Staub assigns roles traditionally fulfilled by religion and education—that of preacher and teacher—to popular culture. “Popular culture systematically preaches and teaches, informing its audience about which issues matter most, fulfilling an educational role once occupied by schools and a spiritual role once filled by religion.” (16) People today know Beyonce better than Moses. They’ve memorized the lyrics of Eminem but haven’t a clue about the poetry of David. They sing along with Lady Gaga but don’t know how to pray with Jesus, “Our Father, who art in heaven…”. Who are the teachers? Who are the preachers? Who are the influencers of this culture? They are our celebrities. Would you trust them to watch your kids?
Popular culture wields such power and influence because of the inherent power of Story, and the best storytellers live and work in Hollywood, where stories are told not for enrichment or education, but for money. “Told well, truthful, wise stories can provide insight, understanding, and illumination for a path to a richer life for all who hear, understand, and embrace them; misguided stories, however, can lead an entire population astray. People who believe they know the truth need to realize that cultural influence requires more than knowing the story; it requires telling it thoughtfully and artistically. Never has there been a greater need for wise, gifted storytellers who understand the story we are in and can communicate a better way gracefully and truthfully.” (18) Cultures become corrupt when they tell their stories for money instead of for the passing on of wisdom and communal identity.

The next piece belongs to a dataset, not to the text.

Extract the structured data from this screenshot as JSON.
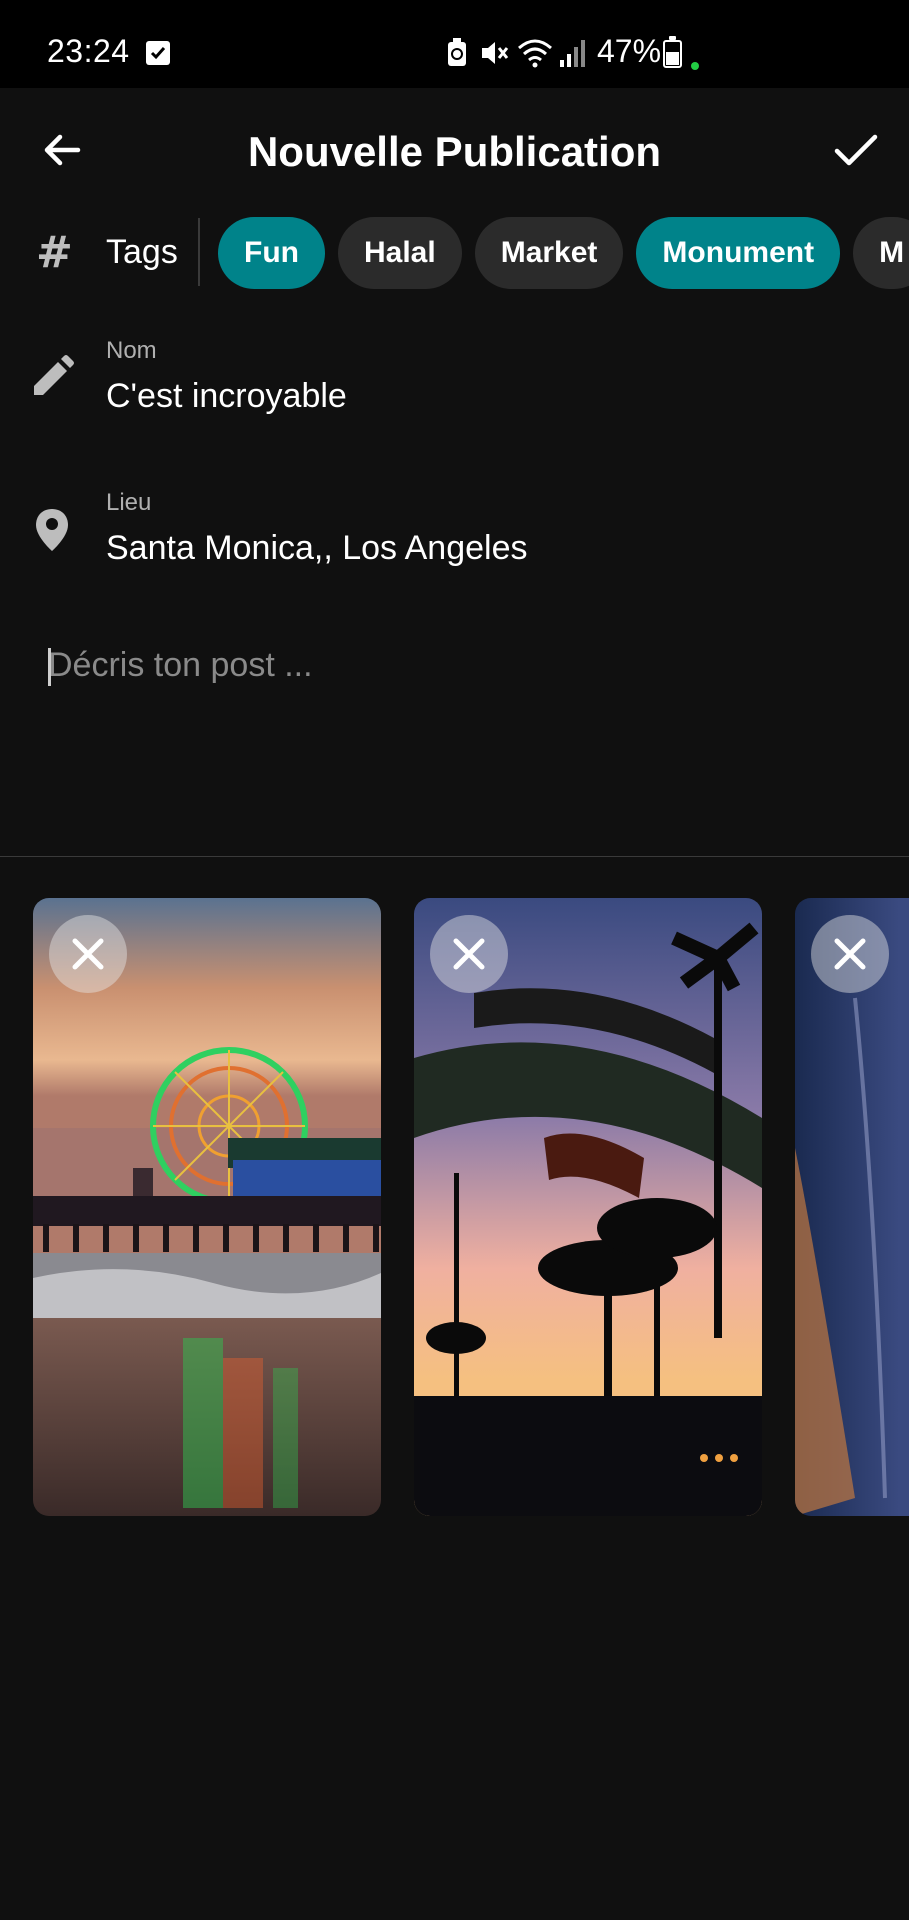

Popular culture is, inherently, identity-forming. The stories and rituals of a culture provide meaning and identity for individuals within the community. Relationships within the community formed character in younger generations. “In the past, we imitated individuals who embodied our core values and whom we respected because we had observed their application of those values in everyday life. Today, our identities are often formed more superficially by adopting outward appearances and behaviors without regard for the internal values held by the originator, who, to us, is disembodied. Thus, people whom we do not know and cannot observe closely are influencing our life choices.” (20) No longer are our character and identity shaped by parents, teachers or pastors. All authority has been called into question. Now we wear masks, pretending to belong to the tribe of our favorite celebrity, never thinking that it is they who wield the most power and authority over us, dictating that we become shallow, mindless, soulless consumers of the products they sell to prop up their pop empires. They don’t care about you. They don’t know you. They don’t want to talk to you. To them, you are one of the faceless, nameless masses they control with a word and a rhythm. They tell you to rebel against authority. Perhaps it is time to ask where the power truly lies in this culture.

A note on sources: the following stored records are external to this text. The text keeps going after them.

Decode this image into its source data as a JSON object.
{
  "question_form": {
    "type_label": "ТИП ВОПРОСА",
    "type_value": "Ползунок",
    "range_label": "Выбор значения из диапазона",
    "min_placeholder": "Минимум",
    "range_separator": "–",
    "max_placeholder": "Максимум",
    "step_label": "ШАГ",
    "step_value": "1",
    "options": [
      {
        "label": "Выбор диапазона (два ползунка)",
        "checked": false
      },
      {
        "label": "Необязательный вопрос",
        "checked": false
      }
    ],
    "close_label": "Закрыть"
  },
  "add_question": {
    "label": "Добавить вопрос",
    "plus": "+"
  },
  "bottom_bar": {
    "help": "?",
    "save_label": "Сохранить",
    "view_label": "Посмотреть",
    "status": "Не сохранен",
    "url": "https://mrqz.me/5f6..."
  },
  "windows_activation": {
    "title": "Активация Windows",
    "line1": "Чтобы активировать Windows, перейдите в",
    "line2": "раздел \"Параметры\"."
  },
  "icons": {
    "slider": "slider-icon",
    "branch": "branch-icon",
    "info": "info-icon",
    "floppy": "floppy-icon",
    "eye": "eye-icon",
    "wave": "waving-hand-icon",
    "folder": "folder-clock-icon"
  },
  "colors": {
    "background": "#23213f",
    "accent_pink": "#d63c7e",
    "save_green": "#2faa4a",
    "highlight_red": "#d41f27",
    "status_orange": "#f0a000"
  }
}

Indeed, the question must be asked: “What is the future of a society in which our identities are shaped by a multitude of impersonal, uncaring, commercially motivated forces instead of by people who know and love us?” (20) The answer, to borrow from Tolkien, is that we become Gollum. When our identities are shaped by an uncaring force we become less than human, slowly wasting away into the soulless, superficial depths of the kiddy pool until we drown because of the atrophy of our intellectual, spiritual, and moral strength and that apathy that overwhelms when popular culture has removed from us our will to change and grow.